Move past the local maximum

1. Look for signs in your analytics that you have reached the peak of your tests where your optimization efforts had very little effect on conversions.

For example, you keep testing colors of 13 CTA buttons without any major results.

2. Set up Google Analytics to track metrics such as events and goals so that you can analyze and gather data from your CRO testing tools.

3. Conduct iterative testing starting from a hypothesis and make edits to elements of your website like headlines, copy, or images.

Use data from Google Analytics as the starting point of your hypothesis.

4. Gather insights from your tests to use in larger tests that require more than one page edit, such as innovative tests.

5. Use information and testing results to create a culture of optimization in your company. Work your way towards tests that change your landing page's design and layout, or reduce flows in your funnel.

Talk to your organization and stakeholder to propose innovative testing using data from your iterative test results.

6. Communicate within your company the resources required to run innovative tests, including implementation time, technical complexity, design costs, or customer understanding.

7. Use insights from previous tests and measure qualitative data and quantitative data to understand your users and create a hypothesis for your upcoming tests.

Be open-minded about what you want to test next, and trust your intuition.

8. Run conversion research on your website to identify which elements of your current version work and which need to be changed.

Retain parts of your website that work and recreate the parts that are not working accordingly.

9. Work with your design and optimization team to brainstorm and conceptualize a new website design using existing data and past experiences.

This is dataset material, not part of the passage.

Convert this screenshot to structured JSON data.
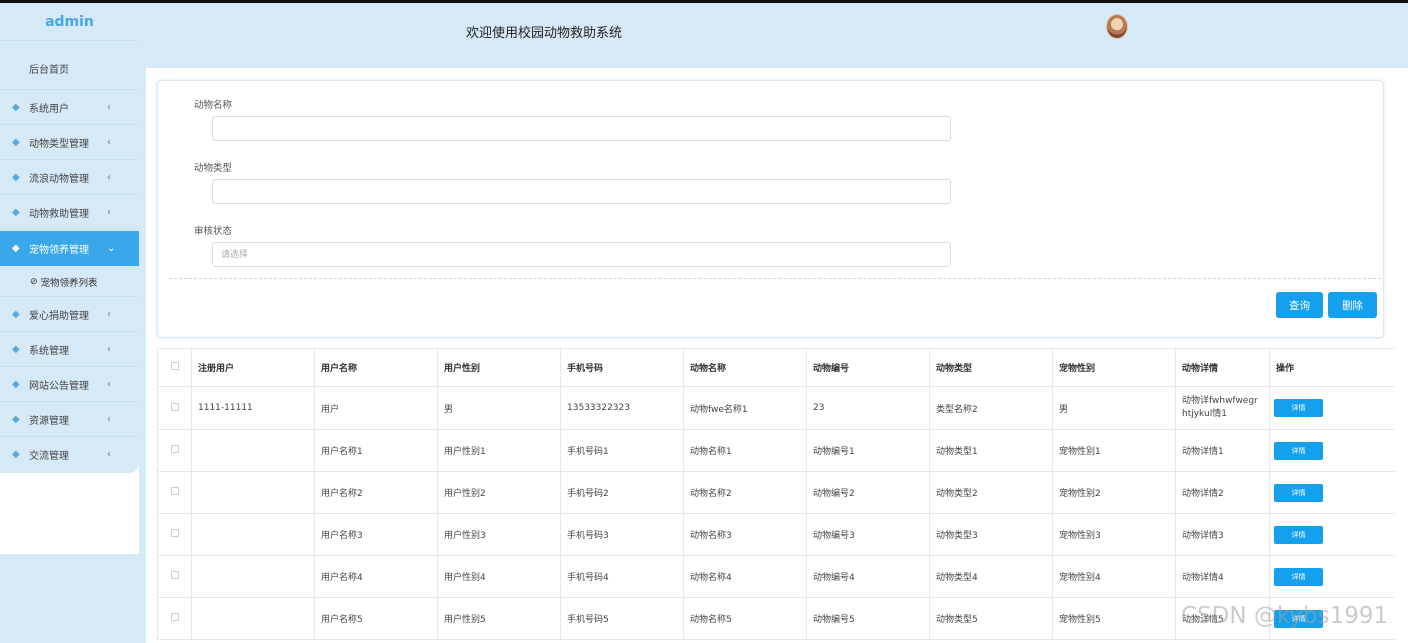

Consider their current customers, knowledge about their business, and what worked in the past.